How you relate to the issue, is the issue.
Jul 13, 2012
2,778
25
Not in 2019. possible but unlikely in 2020. Do I hear 2021? Long time to wait not that Nikon has the 500P.

Wonder if this new twist will be worth a 2-3 year wait.
 
Jan 5, 2013
60
19
If that is the case, then we can surely expect a 1D-level EOS R body very shortly. It would also imply that Canon intend the EF-RF transition period to be much shorter than a lot of people have anticipated. Other than removing the need to use an adaptor, I can't see that an RF mount version of this lens would offer any substantial advantages over an EF mount version.
Unless the RF mount version could be much smaller, lighter, etc....
 

AlanF

EOS 5DS R
Aug 16, 2012
4,135
335
Unless the RF mount version could be much smaller, lighter, etc....
A supertelephoto cannot be made smaller and lighter for an RF rather than an EF mount. Please read some of the earlier posts. The width of a telephoto is determined primarily by the diameter of the front element needed to provide the desired f-number, not the mount, and the RF lens length will be a few mm greater to accommodate the need for a long focal length.
 
Jan 5, 2013
60
19
A supertelephoto cannot be made smaller and lighter for an RF rather than an EF mount.
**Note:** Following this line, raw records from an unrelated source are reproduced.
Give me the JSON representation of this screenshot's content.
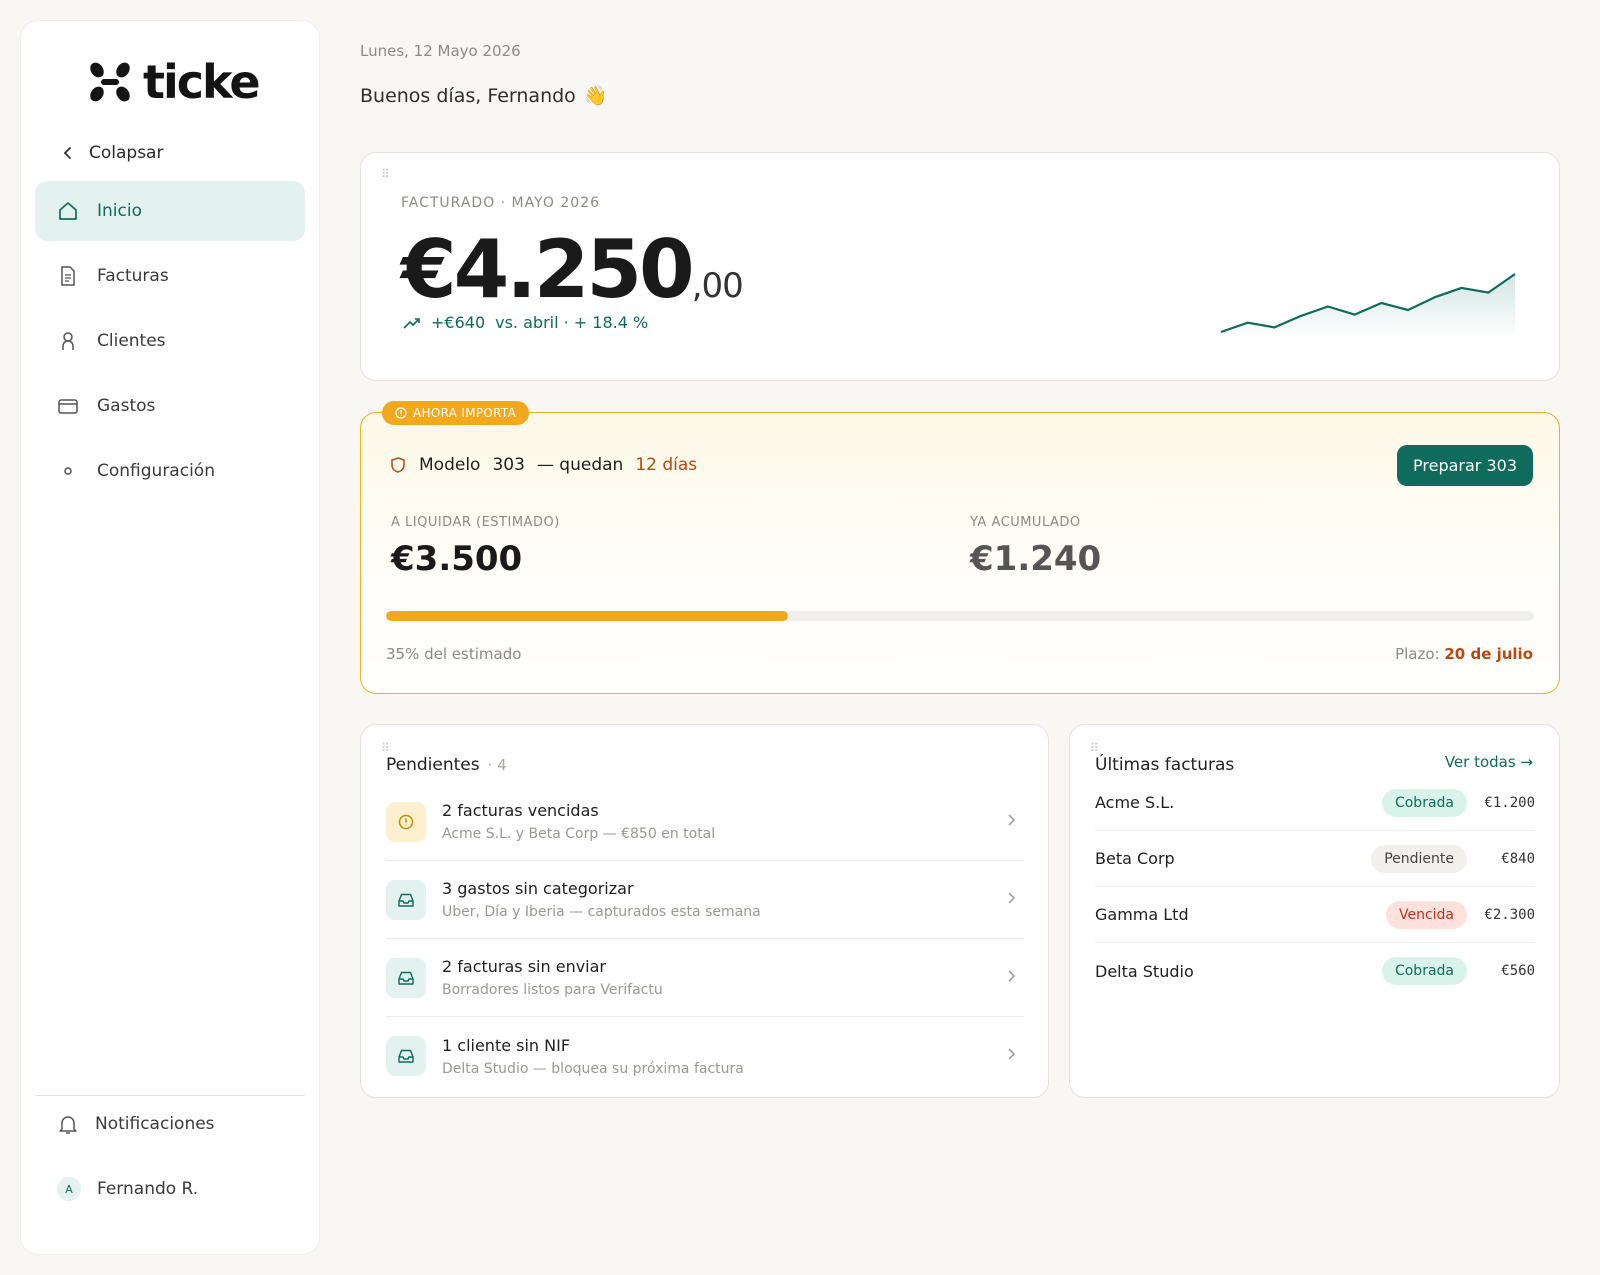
{
  "brand": {
    "name": "ticke",
    "accent": "#0f6b5c",
    "warning": "#f2a81d"
  },
  "sidebar": {
    "collapse_label": "Colapsar",
    "items": [
      {
        "label": "Inicio",
        "icon": "home-icon",
        "active": true
      },
      {
        "label": "Facturas",
        "icon": "document-icon"
      },
      {
        "label": "Clientes",
        "icon": "user-icon"
      },
      {
        "label": "Gastos",
        "icon": "card-icon"
      },
      {
        "label": "Configuración",
        "icon": "dot-icon"
      }
    ],
    "notifications_label": "Notificaciones",
    "user": {
      "initial": "A",
      "name": "Fernando R."
    }
  },
  "header": {
    "date": "Lunes, 12 Mayo 2026",
    "greeting": "Buenos días, Fernando",
    "greeting_emoji": "👋"
  },
  "revenue": {
    "label": "FACTURADO · MAYO 2026",
    "amount": "€4.250",
    "cents": ",00",
    "delta": "+€640",
    "delta_text": "vs. abril · + 18.4 %",
    "sparkline": [
      12,
      20,
      16,
      26,
      34,
      27,
      37,
      31,
      42,
      50,
      46,
      62
    ]
  },
  "tax": {
    "pill": "AHORA IMPORTA",
    "title_model": "Modelo",
    "title_number": "303",
    "title_mid": "— quedan",
    "title_days": "12 días",
    "button": "Preparar 303",
    "to_pay_label": "A LIQUIDAR (ESTIMADO)",
    "to_pay_value": "€3.500",
    "accumulated_label": "YA ACUMULADO",
    "accumulated_value": "€1.240",
    "progress": 0.35,
    "progress_text": "35% del estimado",
    "deadline_label": "Plazo:",
    "deadline": "20 de julio"
  },
  "pending": {
    "title": "Pendientes",
    "count": "· 4",
    "items": [
      {
        "title": "2 facturas vencidas",
        "sub": "Acme S.L. y Beta Corp — €850 en total",
        "icon": "alert-icon",
        "tone": "warn"
      },
      {
        "title": "3 gastos sin categorizar",
        "sub": "Uber, Día y Iberia — capturados esta semana",
        "icon": "inbox-icon",
        "tone": "mint"
      },
      {
        "title": "2 facturas sin enviar",
        "sub": "Borradores listos para Verifactu",
        "icon": "inbox-icon",
        "tone": "mint"
      },
      {
        "title": "1 cliente sin NIF",
        "sub": "Delta Studio — bloquea su próxima factura",
        "icon": "inbox-icon",
        "tone": "mint"
      }
    ]
  },
  "invoices": {
    "title": "Últimas facturas",
    "see_all": "Ver todas →",
    "rows": [
      {
        "client": "Acme S.L.",
        "status": "Cobrada",
        "status_type": "paid",
        "amount": "€1.200"
      },
      {
        "client": "Beta Corp",
        "status": "Pendiente",
        "status_type": "pending",
        "amount": "€840"
      },
      {
        "client": "Gamma Ltd",
        "status": "Vencida",
        "status_type": "overdue",
        "amount": "€2.300"
      },
      {
        "client": "Delta Studio",
        "status": "Cobrada",
        "status_type": "paid",
        "amount": "€560"
      }
    ]
  }
}
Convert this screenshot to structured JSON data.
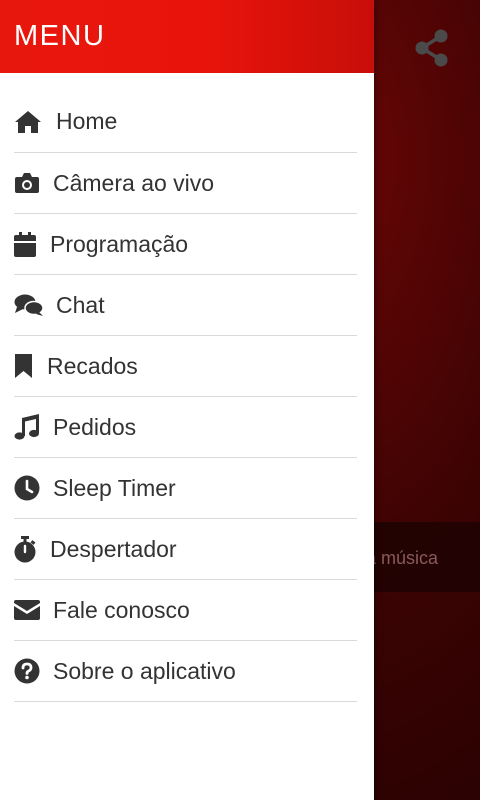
{
  "drawer": {
    "title": "MENU",
    "items": [
      {
        "label": "Home",
        "icon": "home-icon"
      },
      {
        "label": "Câmera ao vivo",
        "icon": "camera-icon"
      },
      {
        "label": "Programação",
        "icon": "calendar-icon"
      },
      {
        "label": "Chat",
        "icon": "chat-icon"
      },
      {
        "label": "Recados",
        "icon": "bookmark-icon"
      },
      {
        "label": "Pedidos",
        "icon": "music-icon"
      },
      {
        "label": "Sleep Timer",
        "icon": "clock-icon"
      },
      {
        "label": "Despertador",
        "icon": "stopwatch-icon"
      },
      {
        "label": "Fale conosco",
        "icon": "envelope-icon"
      },
      {
        "label": "Sobre o aplicativo",
        "icon": "question-icon"
      }
    ]
  },
  "background": {
    "band_text": "a música",
    "share_icon": "share-icon"
  },
  "colors": {
    "header_red": "#e8170d",
    "text_dark": "#333333",
    "background_dark_red": "#3d0303"
  }
}
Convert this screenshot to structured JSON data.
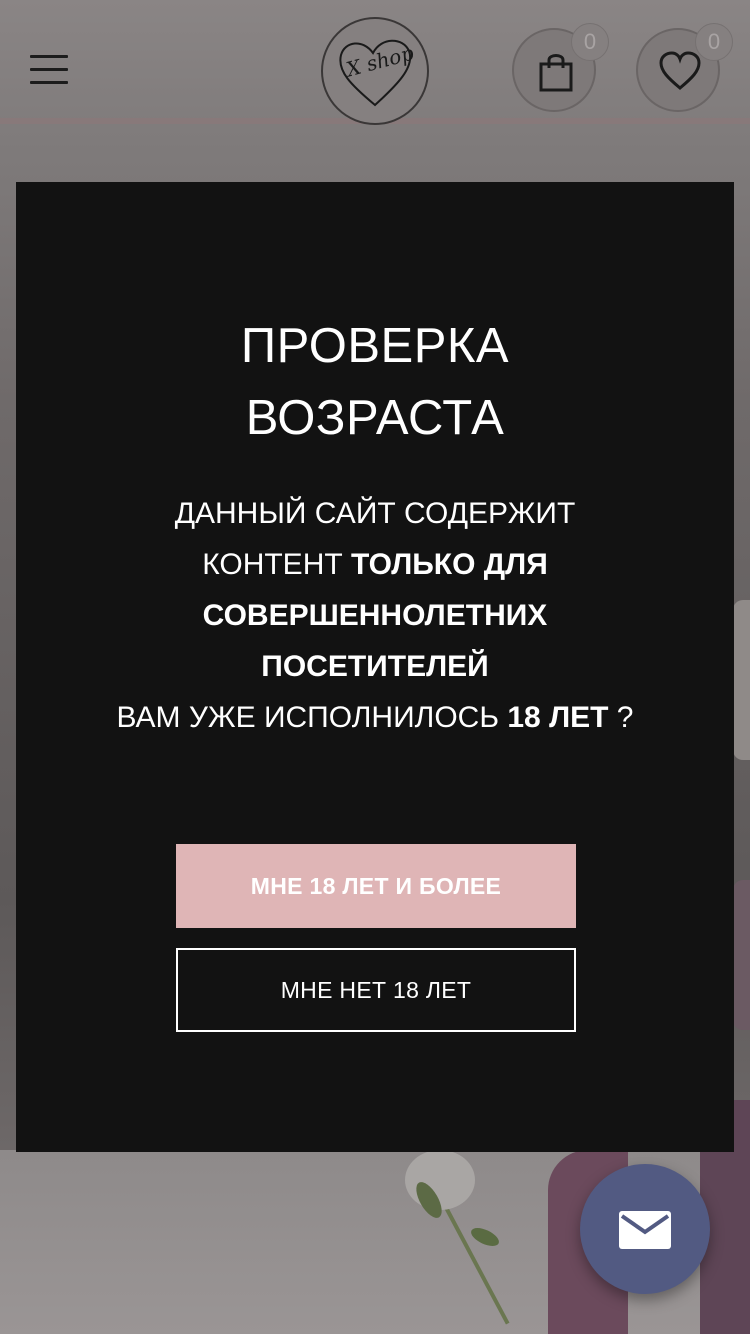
{
  "header": {
    "logo_text": "X shop",
    "cart_count": "0",
    "favorites_count": "0"
  },
  "modal": {
    "title_line1": "ПРОВЕРКА",
    "title_line2": "ВОЗРАСТА",
    "text_part1": "ДАННЫЙ САЙТ СОДЕРЖИТ КОНТЕНТ ",
    "text_bold1": "ТОЛЬКО ДЛЯ СОВЕРШЕННОЛЕТНИХ ПОСЕТИТЕЛЕЙ",
    "text_part2": "ВАМ УЖЕ ИСПОЛНИЛОСЬ ",
    "text_bold2": "18 ЛЕТ",
    "text_part3": " ?",
    "confirm_label": "МНЕ 18 ЛЕТ И БОЛЕЕ",
    "deny_label": "МНЕ НЕТ 18 ЛЕТ"
  },
  "colors": {
    "modal_bg": "#121212",
    "confirm_bg": "#dfb5b6",
    "fab_bg": "#525a82"
  },
  "icons": {
    "menu": "hamburger-icon",
    "cart": "shopping-bag-icon",
    "favorites": "heart-icon",
    "mail": "mail-icon"
  }
}
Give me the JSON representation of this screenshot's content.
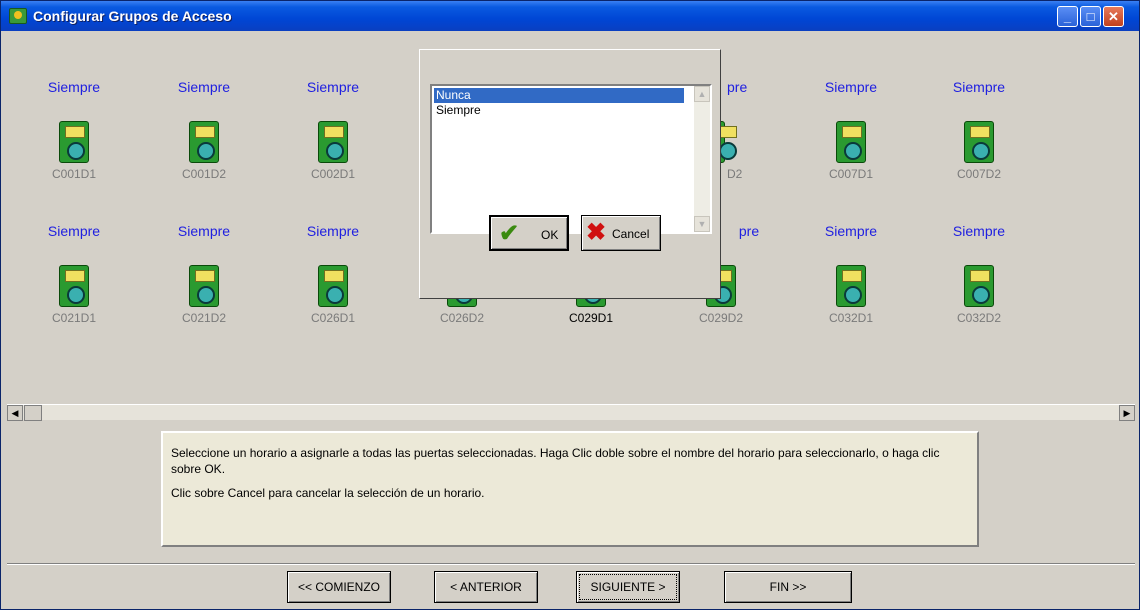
{
  "window": {
    "title": "Configurar Grupos de Acceso",
    "min_glyph": "_",
    "max_glyph": "□",
    "close_glyph": "✕"
  },
  "doors_row1": [
    {
      "schedule": "Siempre",
      "code": "C001D1"
    },
    {
      "schedule": "Siempre",
      "code": "C001D2"
    },
    {
      "schedule": "Siempre",
      "code": "C002D1"
    },
    {
      "schedule": "pre",
      "code": "D2"
    },
    {
      "schedule": "Siempre",
      "code": "C007D1"
    },
    {
      "schedule": "Siempre",
      "code": "C007D2"
    }
  ],
  "doors_row2": [
    {
      "schedule": "Siempre",
      "code": "C021D1"
    },
    {
      "schedule": "Siempre",
      "code": "C021D2"
    },
    {
      "schedule": "Siempre",
      "code": "C026D1"
    },
    {
      "schedule": "",
      "code": "C026D2"
    },
    {
      "schedule": "",
      "code": "C029D1"
    },
    {
      "schedule": "pre",
      "code": "C029D2"
    },
    {
      "schedule": "Siempre",
      "code": "C032D1"
    },
    {
      "schedule": "Siempre",
      "code": "C032D2"
    }
  ],
  "scrollbar": {
    "left_arrow": "◀",
    "right_arrow": "▶"
  },
  "info": {
    "line1": "Seleccione un horario a asignarle a todas las puertas seleccionadas. Haga Clic doble sobre el nombre del horario para seleccionarlo, o haga clic sobre OK.",
    "line2": "Clic sobre Cancel para cancelar la selección de un horario."
  },
  "nav": {
    "start": "<< COMIENZO",
    "prev": "< ANTERIOR",
    "next": "SIGUIENTE >",
    "end": "FIN >>"
  },
  "dialog": {
    "options": [
      "Nunca",
      "Siempre"
    ],
    "selected": "Nunca",
    "ok_label": "OK",
    "cancel_label": "Cancel",
    "ok_glyph": "✔",
    "cancel_glyph": "✖",
    "scroll_up": "▲",
    "scroll_down": "▼"
  },
  "colors": {
    "schedule_text": "#2020e0",
    "selection": "#316ac5",
    "titlebar": "#0046d5"
  },
  "icons": [
    "schedule-device-icon",
    "checkmark-icon",
    "x-icon",
    "arrow-cursor-icon"
  ]
}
Please read some of the earlier posts. The width of a telephoto is determined primarily by the diameter of the front element needed to provide the desired f-number, not the mount, and the RF lens length will be a few mm greater to accommodate the need for a long focal length.
Interesting, so it appears there will be no smaller and lighter RF anything.
 
Jan 5, 2013
60
19
Wideangle and shorter focal length lenses could be smaller and lighter. But, with the big telephotos, the body is just a dongle on the end of a huge great lens.
Lovin all these new, albeit big RF lenses but they won't work for me on the trail while hiking, even as I drool over their specs and capabilities. Guess I'll just stick with my M50 for that purpose as we wait and see what Canon has up its sleeve for future EOS R series cameras and lenses, not to mention all the other mfgs. plethora of offerings. Exciting times.
 

Michael Clark

Now we see through a glass, darkly...
Apr 5, 2016
236
42
The current super tele's are mostly air on the back end so It's hard to see what the benefit would be. I'd prefer an interchangeable bolt on mount than could be either native EF or RF but I don't expect that to happen. That being said, I don't think adapters are a good long term solution for the larger tele's so Canon will have to come up with some sort of native RF solution sooner rather than later if they intend to sell a lot of mirrorless sports/wildlife cameras. Big cameras and lenses put a lot of strain on the mount. A EF/RF converter coupled to a 1.4x or 2x teleconverter and you are starting dealing with a lot of strain/flex at the mount. Not the sort of thing you want to be worried about when you are trying to get out of the way of a 320lb defensive back who missed a sideline tackle.
320 lb DB?
 
Jul 10, 2015
98
2
Well, no surprise that the DO's are heading to RF, they've been so long in appearing.
Just typical. Bought a film camera in FD era. Four years later, EF.
Bought a 7DII a couple of years ago. Now RF. Thank you Canon. Didn't want to buy a third set of lenses, but at least RF bodies will take EF glass with an adapter.
Seems that Canon will try to entice people over to RF by introducing better-than-EF lenses.
Probably EF lenses will appear but after the RF intro, or maybe not. This is certainly the beginning of the end of EF.